Extracted records
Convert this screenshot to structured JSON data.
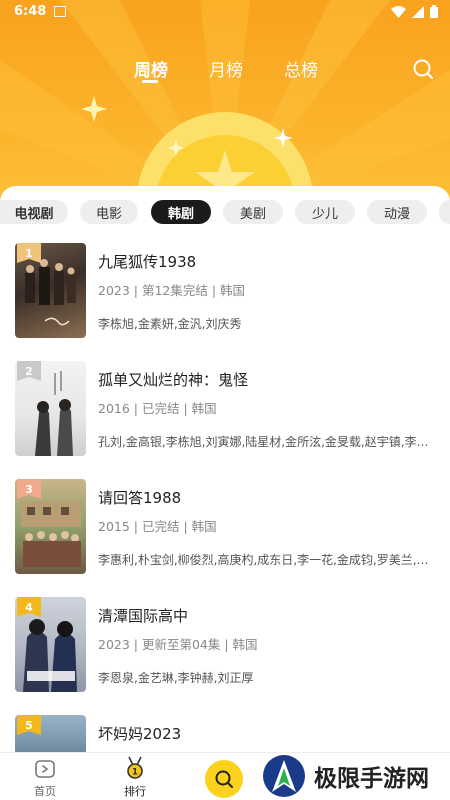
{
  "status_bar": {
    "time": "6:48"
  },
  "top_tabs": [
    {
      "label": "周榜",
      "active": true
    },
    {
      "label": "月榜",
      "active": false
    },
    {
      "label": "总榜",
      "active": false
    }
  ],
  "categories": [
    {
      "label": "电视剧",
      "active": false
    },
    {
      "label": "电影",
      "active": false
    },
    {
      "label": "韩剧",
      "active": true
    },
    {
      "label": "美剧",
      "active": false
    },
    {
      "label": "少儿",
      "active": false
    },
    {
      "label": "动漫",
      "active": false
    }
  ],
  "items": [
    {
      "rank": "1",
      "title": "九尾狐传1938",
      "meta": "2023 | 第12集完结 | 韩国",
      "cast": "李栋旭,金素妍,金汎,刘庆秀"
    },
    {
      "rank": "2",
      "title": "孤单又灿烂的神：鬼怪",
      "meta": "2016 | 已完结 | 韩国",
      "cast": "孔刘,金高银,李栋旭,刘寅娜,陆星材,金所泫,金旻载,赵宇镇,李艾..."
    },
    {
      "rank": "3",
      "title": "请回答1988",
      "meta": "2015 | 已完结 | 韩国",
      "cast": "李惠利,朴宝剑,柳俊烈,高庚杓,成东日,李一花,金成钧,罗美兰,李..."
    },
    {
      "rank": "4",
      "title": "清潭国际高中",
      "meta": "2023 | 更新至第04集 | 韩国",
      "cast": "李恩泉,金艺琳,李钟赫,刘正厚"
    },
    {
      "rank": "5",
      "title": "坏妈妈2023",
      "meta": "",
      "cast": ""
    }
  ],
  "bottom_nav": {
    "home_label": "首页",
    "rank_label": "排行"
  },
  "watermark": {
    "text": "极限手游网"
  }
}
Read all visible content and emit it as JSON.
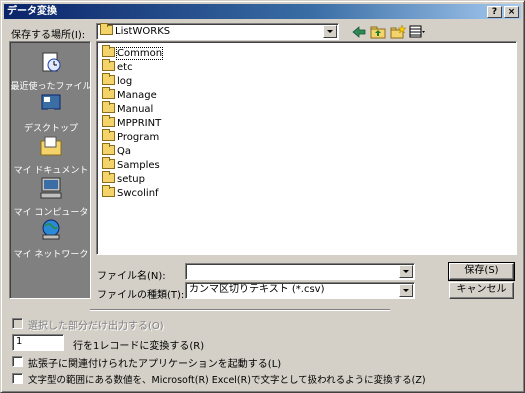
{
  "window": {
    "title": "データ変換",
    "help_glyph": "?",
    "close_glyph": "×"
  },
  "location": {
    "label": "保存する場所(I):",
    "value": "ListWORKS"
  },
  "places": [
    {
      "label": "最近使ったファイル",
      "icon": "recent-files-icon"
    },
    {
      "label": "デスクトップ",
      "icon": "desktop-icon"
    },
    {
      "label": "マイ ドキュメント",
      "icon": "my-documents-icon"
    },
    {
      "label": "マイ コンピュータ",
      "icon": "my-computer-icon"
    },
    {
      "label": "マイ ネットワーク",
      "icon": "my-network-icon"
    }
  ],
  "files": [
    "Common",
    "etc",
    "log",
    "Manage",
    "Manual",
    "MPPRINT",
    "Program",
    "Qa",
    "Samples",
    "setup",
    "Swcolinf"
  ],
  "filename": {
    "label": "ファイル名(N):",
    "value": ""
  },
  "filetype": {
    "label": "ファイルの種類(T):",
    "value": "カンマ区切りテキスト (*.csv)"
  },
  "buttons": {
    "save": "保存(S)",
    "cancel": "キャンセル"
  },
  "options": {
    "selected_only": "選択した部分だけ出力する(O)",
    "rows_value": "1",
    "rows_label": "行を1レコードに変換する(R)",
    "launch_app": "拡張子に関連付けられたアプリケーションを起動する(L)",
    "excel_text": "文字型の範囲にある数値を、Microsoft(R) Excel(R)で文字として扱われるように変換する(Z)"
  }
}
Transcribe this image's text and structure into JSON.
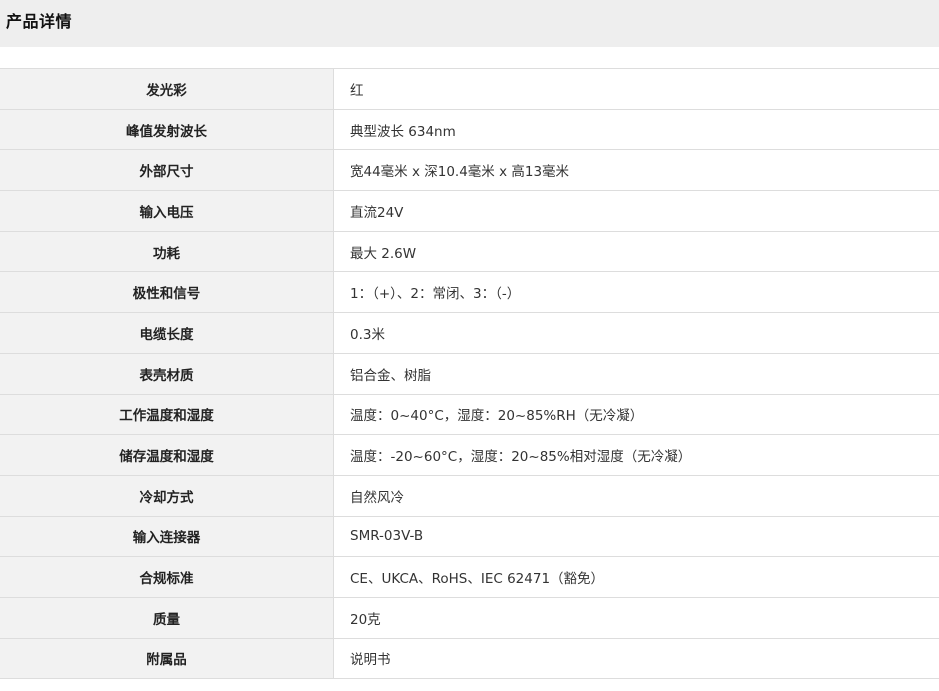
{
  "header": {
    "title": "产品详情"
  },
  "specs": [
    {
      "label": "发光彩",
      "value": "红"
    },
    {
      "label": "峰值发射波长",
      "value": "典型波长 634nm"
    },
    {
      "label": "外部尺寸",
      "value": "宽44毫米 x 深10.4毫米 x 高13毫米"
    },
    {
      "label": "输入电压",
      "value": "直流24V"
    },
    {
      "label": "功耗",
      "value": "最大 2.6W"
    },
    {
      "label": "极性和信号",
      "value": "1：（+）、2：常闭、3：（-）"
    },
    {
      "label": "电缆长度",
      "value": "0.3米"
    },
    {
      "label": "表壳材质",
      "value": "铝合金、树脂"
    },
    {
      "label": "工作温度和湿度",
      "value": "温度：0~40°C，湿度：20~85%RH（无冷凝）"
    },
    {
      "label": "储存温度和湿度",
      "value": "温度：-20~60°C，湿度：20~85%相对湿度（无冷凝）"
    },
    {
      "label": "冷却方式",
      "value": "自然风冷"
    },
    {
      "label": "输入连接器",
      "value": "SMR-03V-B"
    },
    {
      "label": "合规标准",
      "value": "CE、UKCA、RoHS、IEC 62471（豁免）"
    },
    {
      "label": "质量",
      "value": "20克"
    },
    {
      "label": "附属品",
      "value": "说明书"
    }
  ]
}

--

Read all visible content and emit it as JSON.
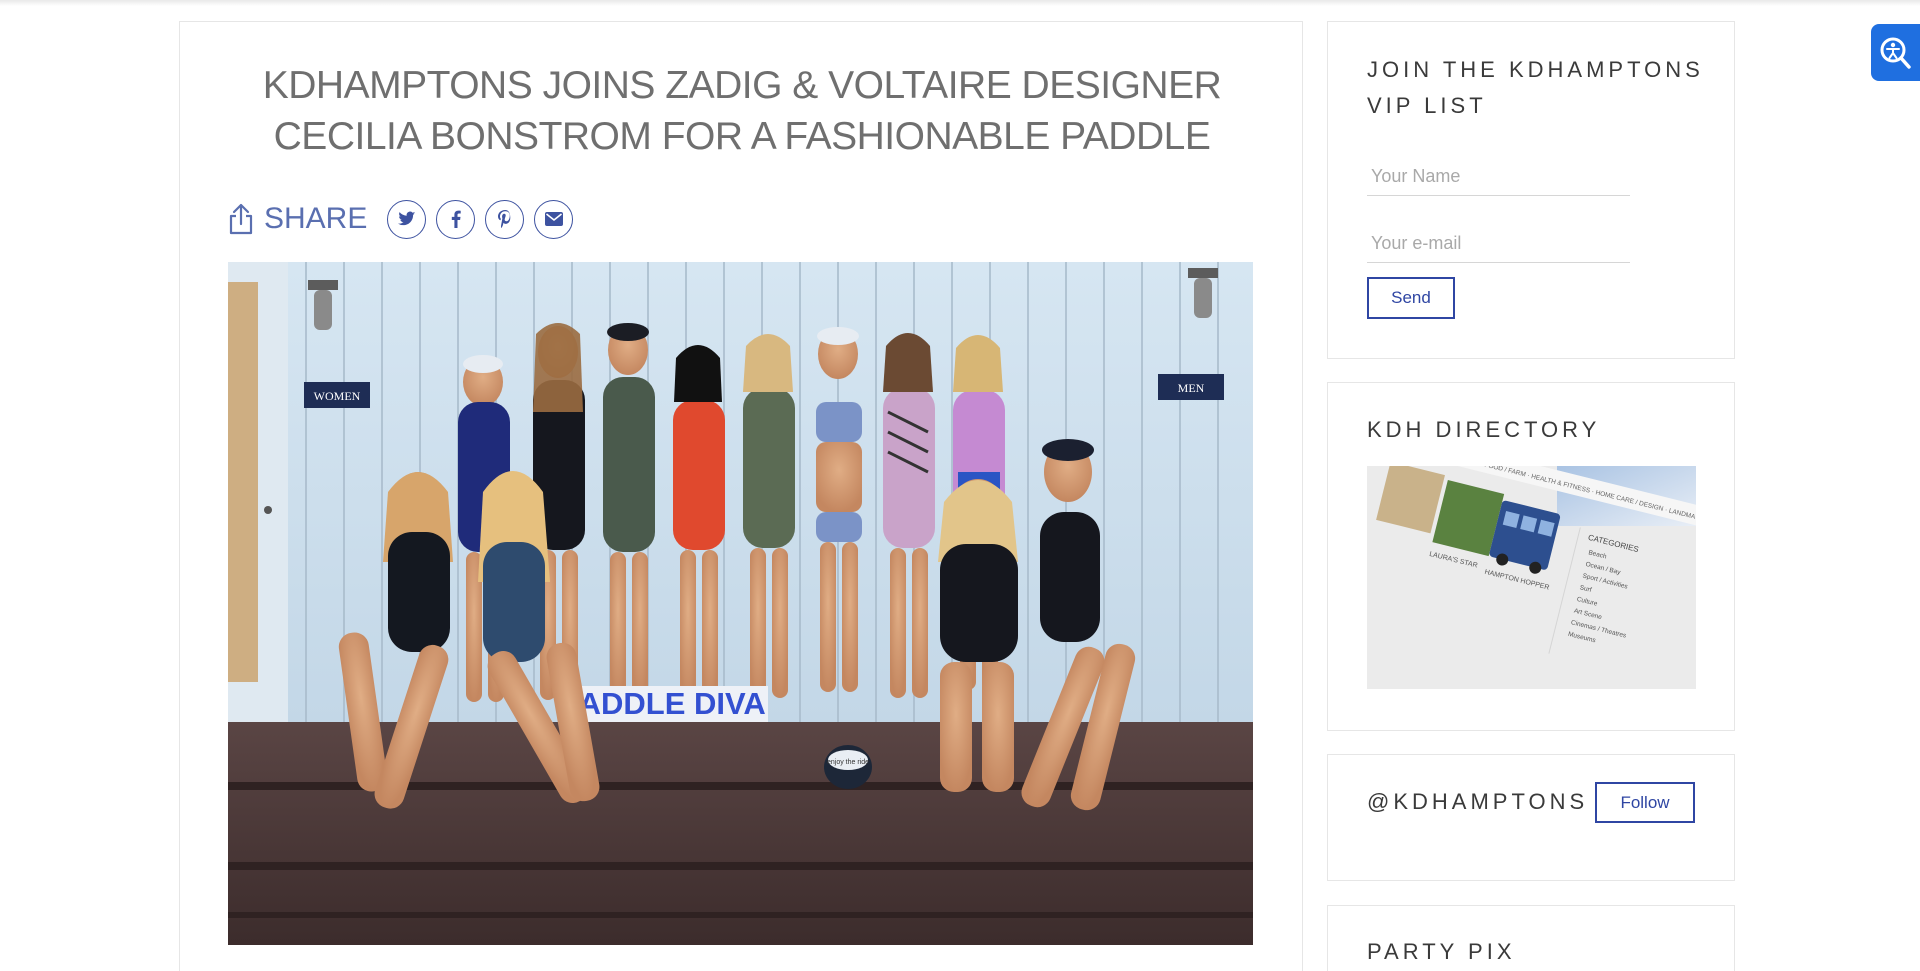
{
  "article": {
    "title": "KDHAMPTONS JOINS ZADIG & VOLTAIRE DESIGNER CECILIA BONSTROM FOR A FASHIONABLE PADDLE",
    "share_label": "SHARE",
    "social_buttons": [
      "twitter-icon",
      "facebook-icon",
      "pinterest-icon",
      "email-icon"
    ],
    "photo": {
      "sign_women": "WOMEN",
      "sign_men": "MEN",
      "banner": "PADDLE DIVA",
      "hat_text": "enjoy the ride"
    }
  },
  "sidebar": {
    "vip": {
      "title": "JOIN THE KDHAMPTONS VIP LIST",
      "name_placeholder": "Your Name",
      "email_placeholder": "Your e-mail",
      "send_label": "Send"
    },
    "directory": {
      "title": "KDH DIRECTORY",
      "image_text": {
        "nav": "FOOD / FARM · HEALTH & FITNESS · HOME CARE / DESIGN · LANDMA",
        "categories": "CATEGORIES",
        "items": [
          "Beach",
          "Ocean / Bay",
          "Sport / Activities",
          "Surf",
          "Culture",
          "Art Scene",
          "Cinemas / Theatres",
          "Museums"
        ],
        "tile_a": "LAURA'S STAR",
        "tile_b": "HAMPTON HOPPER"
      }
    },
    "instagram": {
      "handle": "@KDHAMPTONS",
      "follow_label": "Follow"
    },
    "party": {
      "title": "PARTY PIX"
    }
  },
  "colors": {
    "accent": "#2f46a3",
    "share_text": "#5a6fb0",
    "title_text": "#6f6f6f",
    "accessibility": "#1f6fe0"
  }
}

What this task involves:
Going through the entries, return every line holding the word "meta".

Response to this exercise:
      "meta": "2023 | 第12集完结 | 韩国",
      "meta": "2016 | 已完结 | 韩国",
      "meta": "2015 | 已完结 | 韩国",
      "meta": "2023 | 更新至第04集 | 韩国",
      "meta": "",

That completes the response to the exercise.